But experts are saying that we need to be more diligent in our fight because new strains of the virus have surfaced all over the world. To better understand how this is happening, we need to first understand what is a new strain compared to a new variant.
“A strain of a virus has distinct properties and a particular immune response. Then there’s going to be lots and lots of variants which will be, in many cases, minor accumulations of mutations and different kind of genetic lines of that strain,” Jean-Paul Soucy, a PhD student at the University of Toronto’s Dalla Lana School of Public Health, explained to CTVNews in Canada.
Soucy said a certain strain of virus is considered a variant when it has enough mutations to change a minor portion of its genetic code. He says the most recent variant found in the U.K. meets that benchmark.
The virus that causes COVID-19 is a type of coronavirus, a large family of viruses. Coronaviruses are named for the crown-like spikes on their surfaces. Scientists monitor changes in the virus, including changes to the spikes on the surface of the virus.
These studies, including genetic analyses of the virus, are helping us understand how changes to the virus might affect how it spreads and what happens to people who are infected with it.
Multiple COVID-19 variants have been found and are circulating globally. Here are the three that we know most about so far:
- In the United Kingdom (UK), a new variant called B.1.1.7 has emerged with an unusually large number of mutations. This variant spreads more easily and quickly than other variants. According to U.K. researchers, the B.1.1.7 variant is up to 70 percent more transmissible because of its ability to have 22 coding changes to the virus genome. The new variant has since been found in other countries around the world, including Canada, France, Japan, Israel, Sweden and recently the U.S. Currently, there is no evidence that it causes more severe illness or increased risk of death.
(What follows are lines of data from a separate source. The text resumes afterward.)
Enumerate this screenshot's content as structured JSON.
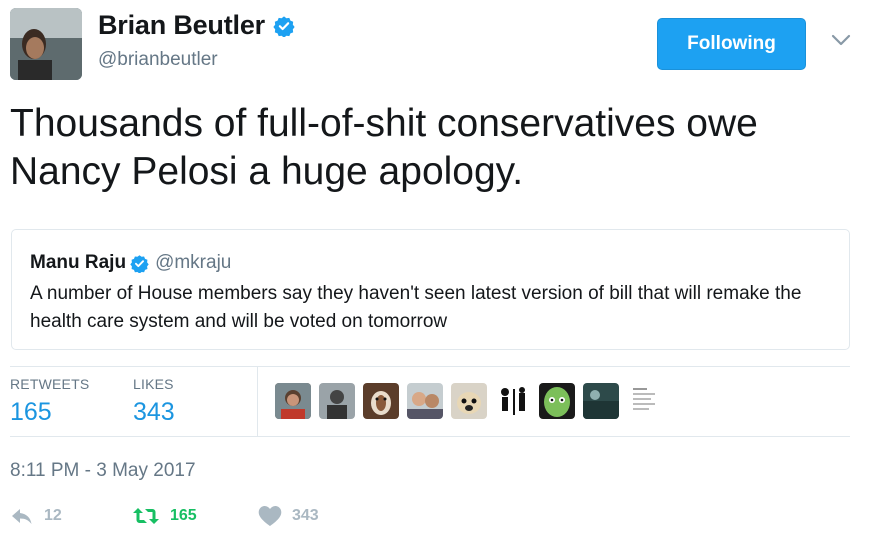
{
  "author": {
    "display_name": "Brian Beutler",
    "handle": "@brianbeutler"
  },
  "follow_button": {
    "label": "Following"
  },
  "tweet": {
    "text": "Thousands of full-of-shit conservatives owe Nancy Pelosi a huge apology."
  },
  "quoted_tweet": {
    "display_name": "Manu Raju",
    "handle": "@mkraju",
    "text": "A number of House members say they haven't seen latest version of bill that will remake the health care system and will be voted on tomorrow"
  },
  "stats": {
    "retweets_label": "RETWEETS",
    "retweets_value": "165",
    "likes_label": "LIKES",
    "likes_value": "343"
  },
  "likers": [
    "liker-1",
    "liker-2",
    "liker-3",
    "liker-4",
    "liker-5",
    "liker-6",
    "liker-7",
    "liker-8",
    "liker-9"
  ],
  "timestamp": "8:11 PM - 3 May 2017",
  "actions": {
    "reply_count": "12",
    "retweet_count": "165",
    "like_count": "343"
  },
  "colors": {
    "brand_blue": "#1da1f2",
    "link_blue": "#1b95e0",
    "retweet_green": "#17bf63",
    "muted_gray": "#657786",
    "icon_gray": "#aab8c2"
  },
  "icons": {
    "verified": "verified-badge-icon",
    "caret": "chevron-down-icon",
    "reply": "reply-icon",
    "retweet": "retweet-icon",
    "like": "heart-icon"
  }
}
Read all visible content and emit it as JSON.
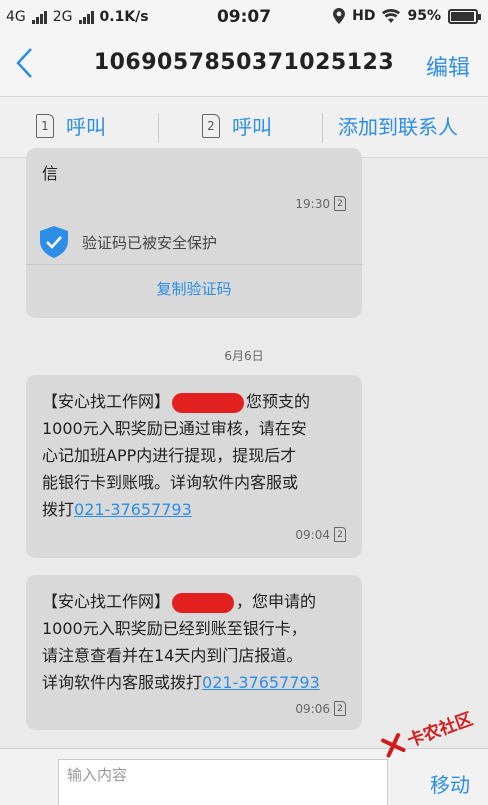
{
  "status_bar": {
    "network_left": "4G",
    "network_right": "2G",
    "speed": "0.1K/s",
    "time": "09:07",
    "hd": "HD",
    "battery": "95%"
  },
  "header": {
    "title": "1069057850371025123",
    "edit_label": "编辑"
  },
  "actions": {
    "call1_sim": "1",
    "call1_label": "呼叫",
    "call2_sim": "2",
    "call2_label": "呼叫",
    "add_contact_label": "添加到联系人"
  },
  "messages": [
    {
      "partial_text": "信",
      "time": "19:30",
      "sim": "2",
      "protect_text": "验证码已被安全保护",
      "copy_code_label": "复制验证码"
    },
    {
      "line1_a": "【安心找工作网】",
      "line1_b": "您预支的",
      "line2": "1000元入职奖励已通过审核，请在安",
      "line3": "心记加班APP内进行提现，提现后才",
      "line4": "能银行卡到账哦。详询软件内客服或",
      "line5_a": "拨打",
      "phone": "021-37657793",
      "time": "09:04",
      "sim": "2"
    },
    {
      "line1_a": "【安心找工作网】",
      "line1_b": "，您申请的",
      "line2": "1000元入职奖励已经到账至银行卡，",
      "line3": "请注意查看并在14天内到门店报道。",
      "line4_a": "详询软件内客服或拨打",
      "phone": "021-37657793",
      "time": "09:06",
      "sim": "2"
    }
  ],
  "date_separator": "6月6日",
  "input": {
    "placeholder": "输入内容",
    "send_label": "移动"
  },
  "watermark": {
    "text": "卡农社区"
  },
  "colors": {
    "accent": "#2c8ee6",
    "bubble": "#d9d9d9",
    "redaction": "#e32020"
  }
}
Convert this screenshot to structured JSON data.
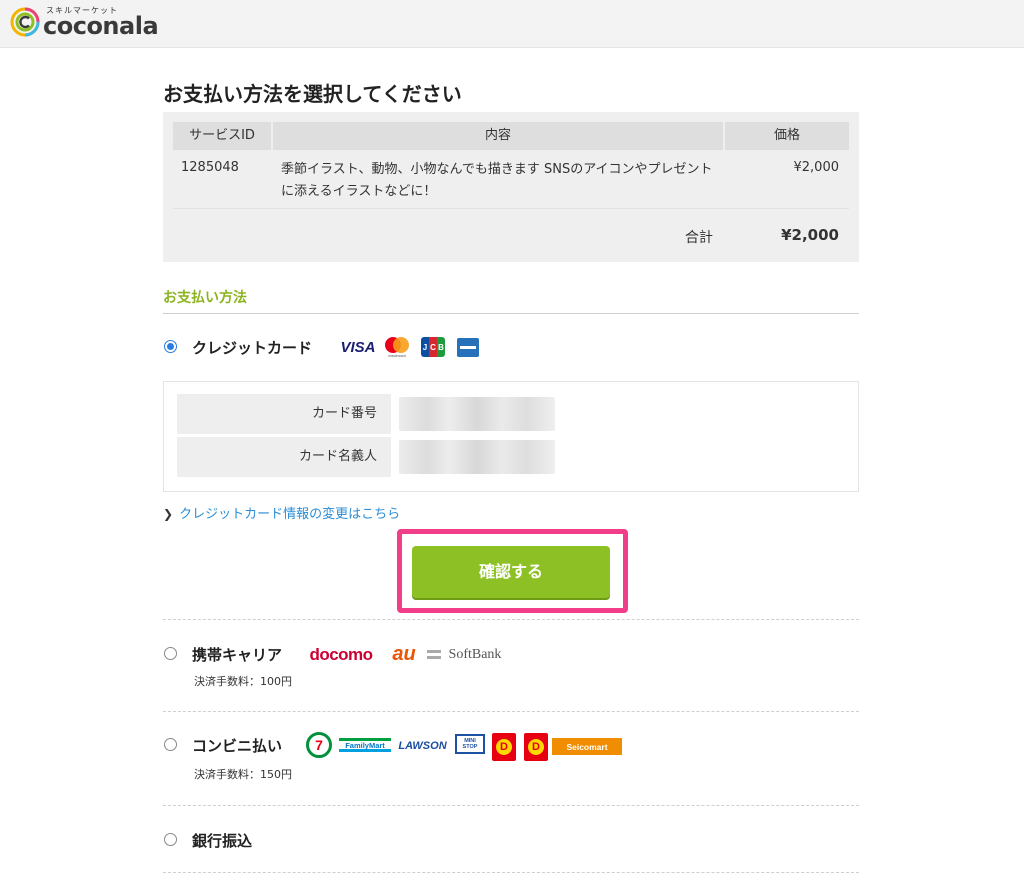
{
  "brand": {
    "subtitle": "スキルマーケット",
    "name": "coconala"
  },
  "page_title": "お支払い方法を選択してください",
  "order": {
    "headers": {
      "id": "サービスID",
      "desc": "内容",
      "price": "価格"
    },
    "items": [
      {
        "id": "1285048",
        "desc": "季節イラスト、動物、小物なんでも描きます SNSのアイコンやプレゼントに添えるイラストなどに！",
        "price": "¥2,000"
      }
    ],
    "total_label": "合計",
    "total_value": "¥2,000"
  },
  "payment": {
    "section_title": "お支払い方法",
    "credit": {
      "label": "クレジットカード",
      "brands": {
        "visa": "VISA",
        "jcb": "JCB"
      },
      "card_number_label": "カード番号",
      "card_holder_label": "カード名義人",
      "change_link": "クレジットカード情報の変更はこちら",
      "confirm_button": "確認する"
    },
    "carrier": {
      "label": "携帯キャリア",
      "fee": "決済手数料：100円",
      "logos": {
        "docomo": "docomo",
        "au": "au",
        "softbank": "SoftBank"
      }
    },
    "convenience": {
      "label": "コンビニ払い",
      "fee": "決済手数料：150円",
      "logos": {
        "seven": "7",
        "familymart": "FamilyMart",
        "lawson": "LAWSON",
        "ministop": "MINI STOP",
        "daily1": "D",
        "daily2": "D",
        "seicomart": "Seicomart"
      }
    },
    "bank": {
      "label": "銀行振込"
    }
  },
  "colors": {
    "accent_green": "#8dc024",
    "section_green": "#8cb420",
    "link_blue": "#2b8ed6",
    "highlight_pink": "#f23d8a",
    "radio_blue": "#2a7be4"
  }
}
This variant was first detected in September 2020 and is now highly prevalent in London and southeast England.
- In South Africa, another variant called 1.351 has emerged independently of the variant detected in the UK. This variant, originally detected in early October, shares some mutations with the variant detected in the UK. There have been cases caused by this variant outside of South Africa, but it has not been detected in the US.
- In Brazil, a variant called